> **EXERCISE BRIEF**
Determine how many lines in the entries below hold "decoupling". Respond with that number only.

> **DATA RECORDS**
BEGIN
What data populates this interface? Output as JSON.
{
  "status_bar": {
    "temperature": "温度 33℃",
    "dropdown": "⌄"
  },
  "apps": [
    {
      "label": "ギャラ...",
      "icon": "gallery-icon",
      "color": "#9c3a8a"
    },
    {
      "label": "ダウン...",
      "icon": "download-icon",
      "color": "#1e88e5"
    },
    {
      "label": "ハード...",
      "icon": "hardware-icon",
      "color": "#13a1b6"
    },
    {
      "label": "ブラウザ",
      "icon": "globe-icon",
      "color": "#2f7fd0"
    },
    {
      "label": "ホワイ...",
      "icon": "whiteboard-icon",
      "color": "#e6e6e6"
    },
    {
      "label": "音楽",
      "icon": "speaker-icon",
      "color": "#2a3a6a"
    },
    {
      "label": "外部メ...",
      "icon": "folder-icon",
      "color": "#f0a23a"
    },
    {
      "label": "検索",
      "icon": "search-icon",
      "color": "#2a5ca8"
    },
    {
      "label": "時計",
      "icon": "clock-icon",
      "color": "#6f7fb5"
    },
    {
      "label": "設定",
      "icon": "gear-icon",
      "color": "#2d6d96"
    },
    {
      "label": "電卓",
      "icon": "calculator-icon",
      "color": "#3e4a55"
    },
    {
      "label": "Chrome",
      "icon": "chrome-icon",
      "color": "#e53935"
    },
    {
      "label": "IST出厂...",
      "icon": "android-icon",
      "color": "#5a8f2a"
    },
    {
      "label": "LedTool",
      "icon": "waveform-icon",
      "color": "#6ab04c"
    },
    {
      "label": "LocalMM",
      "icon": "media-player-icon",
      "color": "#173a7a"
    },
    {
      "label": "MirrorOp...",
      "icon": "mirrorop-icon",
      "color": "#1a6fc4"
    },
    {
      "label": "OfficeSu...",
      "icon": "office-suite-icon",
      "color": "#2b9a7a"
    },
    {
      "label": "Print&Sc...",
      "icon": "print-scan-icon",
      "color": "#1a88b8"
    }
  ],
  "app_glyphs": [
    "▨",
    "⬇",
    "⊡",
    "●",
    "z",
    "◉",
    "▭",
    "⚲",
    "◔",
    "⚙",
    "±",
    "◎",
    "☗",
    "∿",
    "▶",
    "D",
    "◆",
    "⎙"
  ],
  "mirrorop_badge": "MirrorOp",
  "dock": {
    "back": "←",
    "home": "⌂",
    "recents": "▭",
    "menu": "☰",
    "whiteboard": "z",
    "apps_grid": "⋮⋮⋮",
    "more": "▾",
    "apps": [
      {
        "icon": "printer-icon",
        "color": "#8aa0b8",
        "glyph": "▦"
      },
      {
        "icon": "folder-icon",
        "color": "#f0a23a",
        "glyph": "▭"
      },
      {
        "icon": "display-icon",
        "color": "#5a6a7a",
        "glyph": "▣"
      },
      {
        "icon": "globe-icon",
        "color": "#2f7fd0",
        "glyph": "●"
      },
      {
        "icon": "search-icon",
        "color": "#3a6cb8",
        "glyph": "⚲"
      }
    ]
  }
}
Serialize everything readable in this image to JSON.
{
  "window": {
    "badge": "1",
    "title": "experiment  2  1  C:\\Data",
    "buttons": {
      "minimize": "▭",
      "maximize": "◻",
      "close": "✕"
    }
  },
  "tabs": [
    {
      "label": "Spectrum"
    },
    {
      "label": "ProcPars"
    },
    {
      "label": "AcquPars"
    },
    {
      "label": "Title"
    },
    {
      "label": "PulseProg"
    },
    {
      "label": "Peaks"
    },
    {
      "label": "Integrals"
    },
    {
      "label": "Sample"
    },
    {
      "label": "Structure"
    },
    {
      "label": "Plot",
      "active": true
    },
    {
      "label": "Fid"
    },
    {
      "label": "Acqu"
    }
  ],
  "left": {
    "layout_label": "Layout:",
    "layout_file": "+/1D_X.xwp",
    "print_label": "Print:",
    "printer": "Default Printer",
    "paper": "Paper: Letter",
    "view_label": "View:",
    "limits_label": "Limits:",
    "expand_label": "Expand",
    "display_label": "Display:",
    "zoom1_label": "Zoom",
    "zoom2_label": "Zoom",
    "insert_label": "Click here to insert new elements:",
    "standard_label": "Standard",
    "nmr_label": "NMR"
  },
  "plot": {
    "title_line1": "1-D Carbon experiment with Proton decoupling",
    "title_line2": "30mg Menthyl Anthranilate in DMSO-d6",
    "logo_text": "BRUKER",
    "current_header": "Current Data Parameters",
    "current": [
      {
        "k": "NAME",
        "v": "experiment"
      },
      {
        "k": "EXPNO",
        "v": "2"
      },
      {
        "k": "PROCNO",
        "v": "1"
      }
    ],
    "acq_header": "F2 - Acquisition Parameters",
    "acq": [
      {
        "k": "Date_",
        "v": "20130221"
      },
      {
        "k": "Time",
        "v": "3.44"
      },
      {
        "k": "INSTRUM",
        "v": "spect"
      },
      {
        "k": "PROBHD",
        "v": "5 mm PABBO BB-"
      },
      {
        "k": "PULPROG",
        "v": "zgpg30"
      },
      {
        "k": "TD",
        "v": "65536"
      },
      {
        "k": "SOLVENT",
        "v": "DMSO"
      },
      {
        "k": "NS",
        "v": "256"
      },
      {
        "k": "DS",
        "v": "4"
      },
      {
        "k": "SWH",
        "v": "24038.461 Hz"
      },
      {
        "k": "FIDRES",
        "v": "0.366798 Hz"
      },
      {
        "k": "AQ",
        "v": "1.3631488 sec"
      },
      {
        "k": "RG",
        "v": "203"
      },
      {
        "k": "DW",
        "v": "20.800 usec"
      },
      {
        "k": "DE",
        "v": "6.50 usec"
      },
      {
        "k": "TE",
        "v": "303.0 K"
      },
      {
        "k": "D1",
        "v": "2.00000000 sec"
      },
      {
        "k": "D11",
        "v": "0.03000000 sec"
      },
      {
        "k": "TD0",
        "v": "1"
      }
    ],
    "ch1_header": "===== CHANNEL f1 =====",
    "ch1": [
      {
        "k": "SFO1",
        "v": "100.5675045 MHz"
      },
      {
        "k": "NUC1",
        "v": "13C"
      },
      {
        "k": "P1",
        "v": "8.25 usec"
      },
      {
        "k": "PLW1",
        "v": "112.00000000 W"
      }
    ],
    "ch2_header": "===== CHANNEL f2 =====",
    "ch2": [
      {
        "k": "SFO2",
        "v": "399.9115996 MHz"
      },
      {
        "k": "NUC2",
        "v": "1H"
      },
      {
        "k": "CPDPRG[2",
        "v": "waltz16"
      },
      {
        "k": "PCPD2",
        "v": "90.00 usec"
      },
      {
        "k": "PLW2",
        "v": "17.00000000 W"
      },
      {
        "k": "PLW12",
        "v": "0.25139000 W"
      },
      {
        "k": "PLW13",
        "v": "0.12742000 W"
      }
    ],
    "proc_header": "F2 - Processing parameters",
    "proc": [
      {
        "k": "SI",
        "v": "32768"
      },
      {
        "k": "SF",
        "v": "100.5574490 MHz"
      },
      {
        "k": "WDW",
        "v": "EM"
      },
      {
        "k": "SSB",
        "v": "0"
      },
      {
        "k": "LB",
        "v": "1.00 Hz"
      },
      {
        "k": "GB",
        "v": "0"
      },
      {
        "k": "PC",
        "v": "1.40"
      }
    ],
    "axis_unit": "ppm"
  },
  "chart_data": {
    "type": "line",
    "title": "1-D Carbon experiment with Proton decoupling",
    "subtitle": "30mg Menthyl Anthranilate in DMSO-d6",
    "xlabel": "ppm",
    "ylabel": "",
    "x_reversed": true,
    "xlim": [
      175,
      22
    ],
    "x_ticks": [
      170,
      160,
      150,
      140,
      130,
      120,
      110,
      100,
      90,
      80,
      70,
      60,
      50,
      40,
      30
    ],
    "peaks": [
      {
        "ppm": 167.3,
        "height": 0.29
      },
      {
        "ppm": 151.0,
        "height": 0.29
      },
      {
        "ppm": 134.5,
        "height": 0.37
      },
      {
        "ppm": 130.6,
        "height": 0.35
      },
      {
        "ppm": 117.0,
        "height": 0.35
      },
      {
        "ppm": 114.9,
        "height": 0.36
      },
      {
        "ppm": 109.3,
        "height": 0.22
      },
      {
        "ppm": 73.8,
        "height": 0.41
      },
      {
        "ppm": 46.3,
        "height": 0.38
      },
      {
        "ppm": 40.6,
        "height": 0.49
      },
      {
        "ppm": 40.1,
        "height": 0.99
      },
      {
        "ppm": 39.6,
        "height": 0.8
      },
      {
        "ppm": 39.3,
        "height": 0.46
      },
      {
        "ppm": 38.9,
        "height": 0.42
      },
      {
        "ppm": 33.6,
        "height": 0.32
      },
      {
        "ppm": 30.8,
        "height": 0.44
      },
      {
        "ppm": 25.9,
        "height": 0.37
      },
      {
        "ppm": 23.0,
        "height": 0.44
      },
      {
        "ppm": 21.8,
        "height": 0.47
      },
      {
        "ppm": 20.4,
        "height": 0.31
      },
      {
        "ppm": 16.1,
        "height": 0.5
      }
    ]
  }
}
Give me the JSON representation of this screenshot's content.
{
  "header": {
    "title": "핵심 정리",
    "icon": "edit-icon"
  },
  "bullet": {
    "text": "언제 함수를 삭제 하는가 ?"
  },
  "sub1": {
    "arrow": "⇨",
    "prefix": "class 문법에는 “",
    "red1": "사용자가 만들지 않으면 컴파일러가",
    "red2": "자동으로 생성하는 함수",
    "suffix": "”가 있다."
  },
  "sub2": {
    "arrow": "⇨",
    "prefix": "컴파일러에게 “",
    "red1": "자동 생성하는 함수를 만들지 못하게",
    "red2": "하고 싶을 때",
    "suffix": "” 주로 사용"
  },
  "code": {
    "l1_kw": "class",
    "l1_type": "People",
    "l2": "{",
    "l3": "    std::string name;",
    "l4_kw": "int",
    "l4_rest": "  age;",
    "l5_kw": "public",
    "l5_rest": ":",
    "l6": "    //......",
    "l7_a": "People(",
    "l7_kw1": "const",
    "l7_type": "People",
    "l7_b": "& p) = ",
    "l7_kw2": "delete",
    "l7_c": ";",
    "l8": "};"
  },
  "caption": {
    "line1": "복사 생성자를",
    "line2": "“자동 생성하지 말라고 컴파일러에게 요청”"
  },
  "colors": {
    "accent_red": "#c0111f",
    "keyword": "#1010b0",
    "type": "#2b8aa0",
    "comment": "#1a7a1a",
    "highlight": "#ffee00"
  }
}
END
> **ANSWER SPACE**
2